Measuring the pulse-width of a PWM signal is a textbook example of input capture. Capture operations allow you to record a signal edge together with a timestamp directly via hardware, without having to employ any CPU cycles. The vast majority of modern microcontrollers support this feature, and the ATSAMD21E18A employed in this project is no exception.

As we see in the ATSAMD21 datasheet (section 31.2), the TCC peripheral not only supports this sort of operation, but also has a dedicated mode for pulse-width capture, where “period T will be captured into CC0 and the pulse-width t_p into CC1″. Unfortunately, there’s a catch. Usually, capture operations occur entirely within a timer peripheral, which detects the signal’s edge on a dedicated pin an stores the timestamp based on its internal counter.
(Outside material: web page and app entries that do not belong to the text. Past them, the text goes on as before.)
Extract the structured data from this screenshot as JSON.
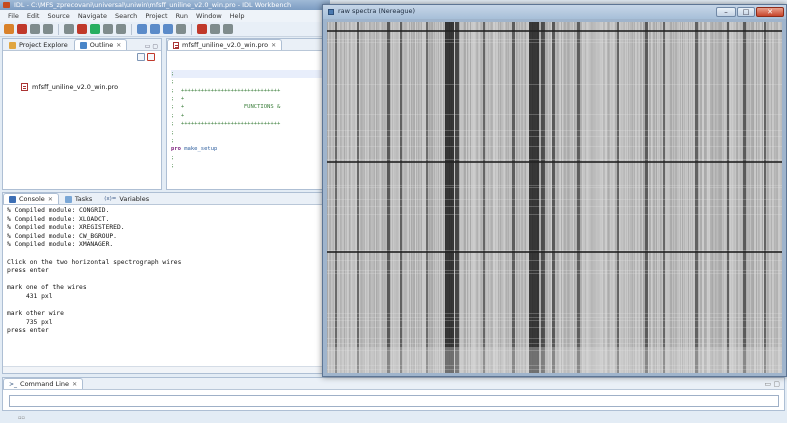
{
  "workbench": {
    "title": "IDL - C:\\MFS_zprecovani\\universal\\uniwin\\mfsff_uniline_v2.0_win.pro - IDL Workbench",
    "menu": [
      "File",
      "Edit",
      "Source",
      "Navigate",
      "Search",
      "Project",
      "Run",
      "Window",
      "Help"
    ],
    "toolbar_icons": [
      {
        "name": "new-file-icon",
        "color": "#d9822b"
      },
      {
        "name": "save-icon",
        "color": "#c0392b"
      },
      {
        "name": "save-all-icon",
        "color": "#7f8c8d"
      },
      {
        "name": "print-icon",
        "color": "#7f8c8d"
      },
      {
        "name": "build-icon",
        "color": "#7f8c8d"
      },
      {
        "name": "debug-icon",
        "color": "#c0392b"
      },
      {
        "name": "run-icon",
        "color": "#27ae60"
      },
      {
        "name": "step-icon",
        "color": "#7f8c8d"
      },
      {
        "name": "resume-icon",
        "color": "#7f8c8d"
      },
      {
        "name": "step-over-icon",
        "color": "#5b8bc9"
      },
      {
        "name": "step-into-icon",
        "color": "#5b8bc9"
      },
      {
        "name": "step-return-icon",
        "color": "#5b8bc9"
      },
      {
        "name": "terminate-icon",
        "color": "#7f8c8d"
      },
      {
        "name": "pin-icon",
        "color": "#c0392b"
      },
      {
        "name": "back-icon",
        "color": "#7f8c8d"
      },
      {
        "name": "forward-icon",
        "color": "#7f8c8d"
      }
    ]
  },
  "project_panel": {
    "tabs": [
      "Project Explore",
      "Outline"
    ],
    "item": "mfsff_uniline_v2.0_win.pro"
  },
  "editor": {
    "tab": "mfsff_uniline_v2.0_win.pro",
    "lines": [
      ";",
      ";",
      ";  ++++++++++++++++++++++++++++++",
      ";  +",
      ";  +                  FUNCTIONS &",
      ";  +",
      ";  ++++++++++++++++++++++++++++++",
      ";",
      ";"
    ],
    "pro_keyword": "pro",
    "pro_name": "make_setup",
    "tail_lines": [
      ";",
      ";"
    ]
  },
  "console": {
    "tabs": [
      "Console",
      "Tasks",
      "Variables"
    ],
    "lines": [
      "% Compiled module: CONGRID.",
      "% Compiled module: XLOADCT.",
      "% Compiled module: XREGISTERED.",
      "% Compiled module: CW_BGROUP.",
      "% Compiled module: XMANAGER.",
      "",
      "Click on the two horizontal spectrograph wires",
      "press enter",
      "",
      "mark one of the wires",
      "     431 pxl",
      "",
      "mark other wire",
      "     735 pxl",
      "press enter"
    ]
  },
  "command_line": {
    "tab": "Command Line",
    "value": ""
  },
  "spectra_window": {
    "title": "raw spectra (Nereague)",
    "buttons": [
      "–",
      "□",
      "✕"
    ]
  }
}
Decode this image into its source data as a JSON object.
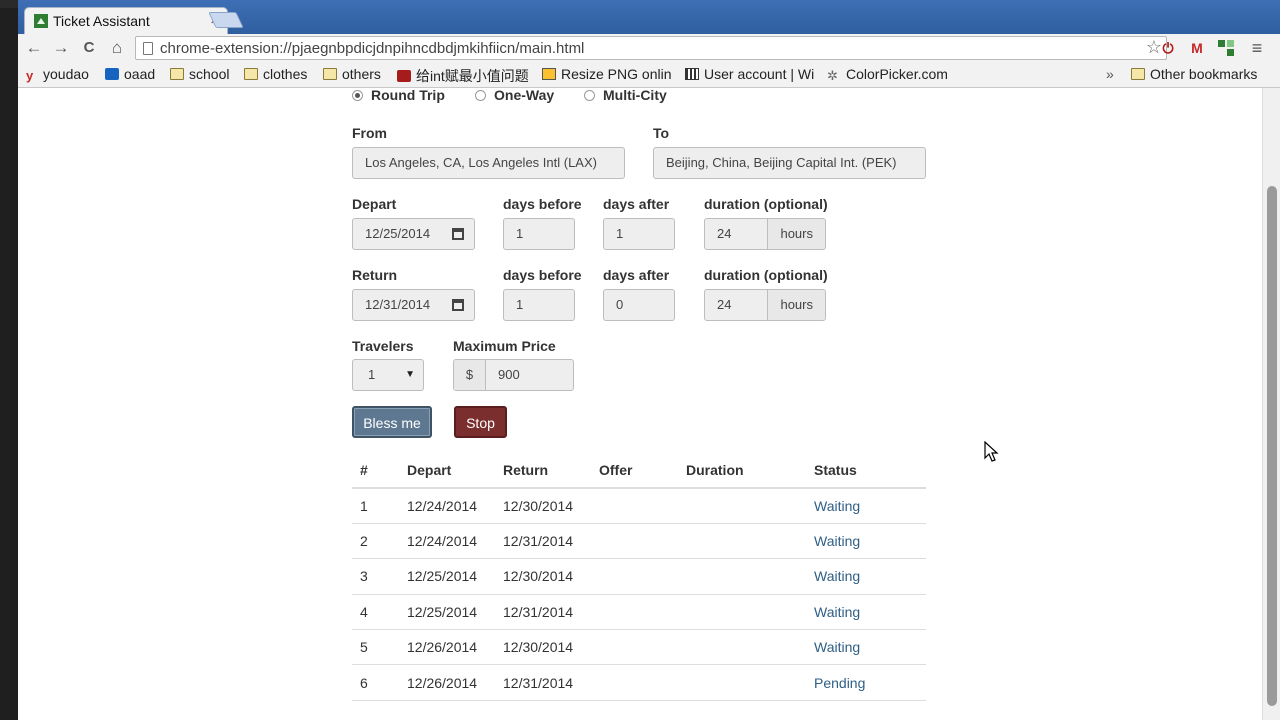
{
  "browser": {
    "tab_title": "Ticket Assistant",
    "tab_close": "×",
    "url": "chrome-extension://pjaegnbpdicjdnpihncdbdjmkihfiicn/main.html",
    "star": "☆",
    "nav": {
      "back": "←",
      "forward": "→",
      "reload": "C",
      "home": "⌂"
    },
    "extensions": {
      "power": "⏻",
      "gmail": "M",
      "menu": "≡"
    }
  },
  "bookmarks": [
    {
      "label": "youdao",
      "icon": "youdao-icon"
    },
    {
      "label": "oaad",
      "icon": "outlook-icon"
    },
    {
      "label": "school",
      "icon": "folder-icon"
    },
    {
      "label": "clothes",
      "icon": "folder-icon"
    },
    {
      "label": "others",
      "icon": "folder-icon"
    },
    {
      "label": "给int赋最小值问题",
      "icon": "c-icon"
    },
    {
      "label": "Resize PNG online",
      "icon": "resize-icon"
    },
    {
      "label": "User account | Wi",
      "icon": "user-icon"
    },
    {
      "label": "ColorPicker.com",
      "icon": "color-picker-icon"
    }
  ],
  "bookmarks_overflow": "»",
  "other_bookmarks": "Other bookmarks",
  "form": {
    "trip_types": [
      {
        "label": "Round Trip",
        "selected": true
      },
      {
        "label": "One-Way",
        "selected": false
      },
      {
        "label": "Multi-City",
        "selected": false
      }
    ],
    "from_label": "From",
    "from_value": "Los Angeles, CA, Los Angeles Intl (LAX)",
    "to_label": "To",
    "to_value": "Beijing, China, Beijing Capital Int. (PEK)",
    "depart": {
      "label": "Depart",
      "date": "12/25/2014",
      "days_before_label": "days before",
      "days_before": "1",
      "days_after_label": "days after",
      "days_after": "1",
      "duration_label": "duration (optional)",
      "duration": "24",
      "duration_unit": "hours"
    },
    "return": {
      "label": "Return",
      "date": "12/31/2014",
      "days_before_label": "days before",
      "days_before": "1",
      "days_after_label": "days after",
      "days_after": "0",
      "duration_label": "duration (optional)",
      "duration": "24",
      "duration_unit": "hours"
    },
    "travelers_label": "Travelers",
    "travelers_value": "1",
    "max_price_label": "Maximum Price",
    "currency": "$",
    "max_price": "900",
    "bless_button": "Bless me",
    "stop_button": "Stop"
  },
  "results": {
    "headers": [
      "#",
      "Depart",
      "Return",
      "Offer",
      "Duration",
      "Status"
    ],
    "rows": [
      {
        "num": "1",
        "depart": "12/24/2014",
        "return": "12/30/2014",
        "offer": "",
        "duration": "",
        "status": "Waiting"
      },
      {
        "num": "2",
        "depart": "12/24/2014",
        "return": "12/31/2014",
        "offer": "",
        "duration": "",
        "status": "Waiting"
      },
      {
        "num": "3",
        "depart": "12/25/2014",
        "return": "12/30/2014",
        "offer": "",
        "duration": "",
        "status": "Waiting"
      },
      {
        "num": "4",
        "depart": "12/25/2014",
        "return": "12/31/2014",
        "offer": "",
        "duration": "",
        "status": "Waiting"
      },
      {
        "num": "5",
        "depart": "12/26/2014",
        "return": "12/30/2014",
        "offer": "",
        "duration": "",
        "status": "Waiting"
      },
      {
        "num": "6",
        "depart": "12/26/2014",
        "return": "12/31/2014",
        "offer": "",
        "duration": "",
        "status": "Pending"
      }
    ]
  },
  "colors": {
    "accent_status": "#2f5f86",
    "bless_button": "#5e7891",
    "stop_button": "#7a2e2e",
    "tabstrip": "#3e6fb5"
  }
}
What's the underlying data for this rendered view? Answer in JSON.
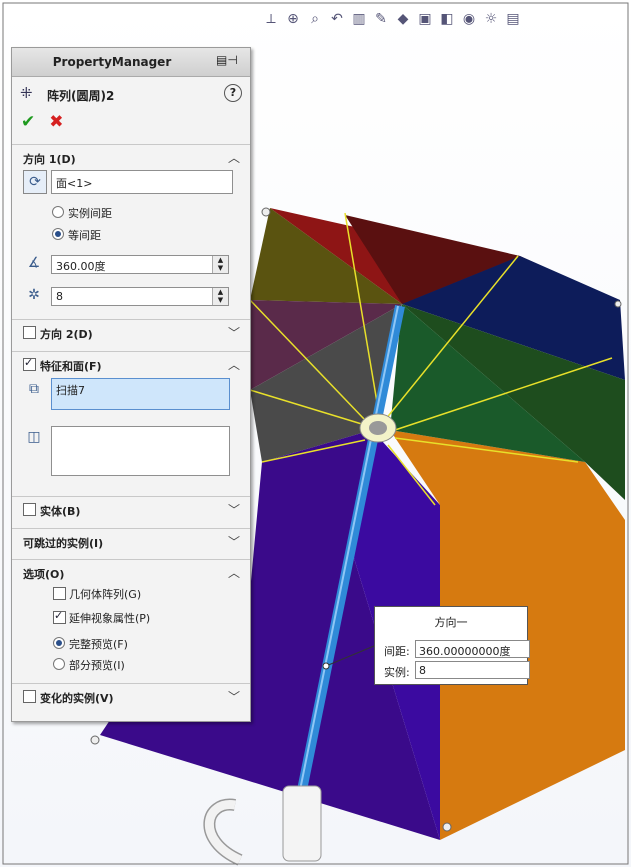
{
  "toolbar": {
    "icons": [
      "view-orient-icon",
      "zoom-fit-icon",
      "zoom-area-icon",
      "previous-view-icon",
      "section-view-icon",
      "dynamic-annotation-icon",
      "view-cube-icon",
      "display-style-icon",
      "hide-show-icon",
      "appearance-icon",
      "scene-icon",
      "settings-icon"
    ]
  },
  "pm": {
    "header": "PropertyManager",
    "feature_name": "阵列(圆周)2",
    "help": "?",
    "ok_symbol": "✔",
    "cancel_symbol": "✖",
    "direction1": {
      "label": "方向 1(D)",
      "face": "面<1>",
      "opt_instance_spacing": "实例间距",
      "opt_equal_spacing": "等间距",
      "angle": "360.00度",
      "count": "8"
    },
    "direction2": {
      "label": "方向 2(D)"
    },
    "features_faces": {
      "label": "特征和面(F)",
      "feature_item": "扫描7"
    },
    "bodies": {
      "label": "实体(B)"
    },
    "skip_instances": {
      "label": "可跳过的实例(I)"
    },
    "options": {
      "label": "选项(O)",
      "geometry_pattern": "几何体阵列(G)",
      "propagate_visual": "延伸视象属性(P)",
      "full_preview": "完整预览(F)",
      "partial_preview": "部分预览(I)"
    },
    "varying_instances": {
      "label": "变化的实例(V)"
    }
  },
  "callout": {
    "title": "方向一",
    "spacing_label": "间距:",
    "spacing_value": "360.00000000度",
    "instances_label": "实例:",
    "instances_value": "8"
  },
  "colors": {
    "shaft": "#2f8ad8",
    "sketch": "#e8e02a",
    "panel_bg": "#f3f3f3"
  }
}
However, to increase flexibility, capture operations in the ATSAMD21 use the External Interrupt (EIC) peripheral to generate an event in the internal Event System (EVSYS), which gets relayed via the internal event channels to the Timer/Counter (TCC) peripheral, in turn triggering the capture. Wait, what? Let me sketch that out:

Signal flow on ATSAMD21 capture operation: the PWM signal is routed from the GPIO pin to the EIC peripheral, generating an EVENT (IRQ-esque feature) on high logic. The event edges get relayed via an EVSYS channel, where the EIC acts as a generator, and the TCC timer peripheral is the event user.

This certainly allows for a lot more flexibility, not tying the capture operation to a particular pin, since all pins have EIC Interrupt/Event capability. However, configuring it is quite a mouthful (and quite poorly documented, BTW).

Talk is chip, show me the encode

I suck at puns. Ok, so let’s get a bloatw…I mean, ASF-free setup going. In my particular example, I’ll be using pin PA11, tied to EIC channel 4, but again, any pin can be used. Also, I’ll be using EVSYS’s channel 0, but you can use any of the available channels for any event. This will be done in four steps:

We’ll first configure the timer. It’ll run off the main GCLK (in this case, at 48MHz), counting up from 0 until 0xFFFFFFFF (then wrapping around):

Then, let’s setup the EIC. Sense is set to HIGH, and a tiny helper function configures the channel. Notice how the EVCTRL bit is set, which generates the EIC event:

Let’s then configure the EVSYS: EIC acts as a event generator on channel 0, and TCC1 is the event’s user (akin to a listener):

Last but not least,  let’s configure the pin. The PINMUX_PA11A_EIC_EXTINT11 value should be defined in the samd21.h header:

That’s it! Your device is now running PWM pulse-width capture on pin PA11, with no CPU cycles being used for it at all.

Now what?

Now that everything’s configured, … Well, make sure the PWM signal is getting to the designated pin. The signal’s pulse-width and period are now constantly being fetched and saved into the CC0 and CC1 registers, respectively. To wrap it up with the AS5030, we can now compute the measured angle with the following function:

This function returns angles x10, (i.e. 15.4° = 154), so that no float support needs to be added (which can eat a lot of Flash on smaller devices). It’s also enough to properly deal with the AS5030’s 1.4° resolution.

Best part? It actually works:

Rotating a magnet in front of the AS5030. Very professional test setup.

You can optionaly use the TCC_INTFLAG_MC1 interruption if you don’t want to poll the registers for changes. Yeah.

’til next time.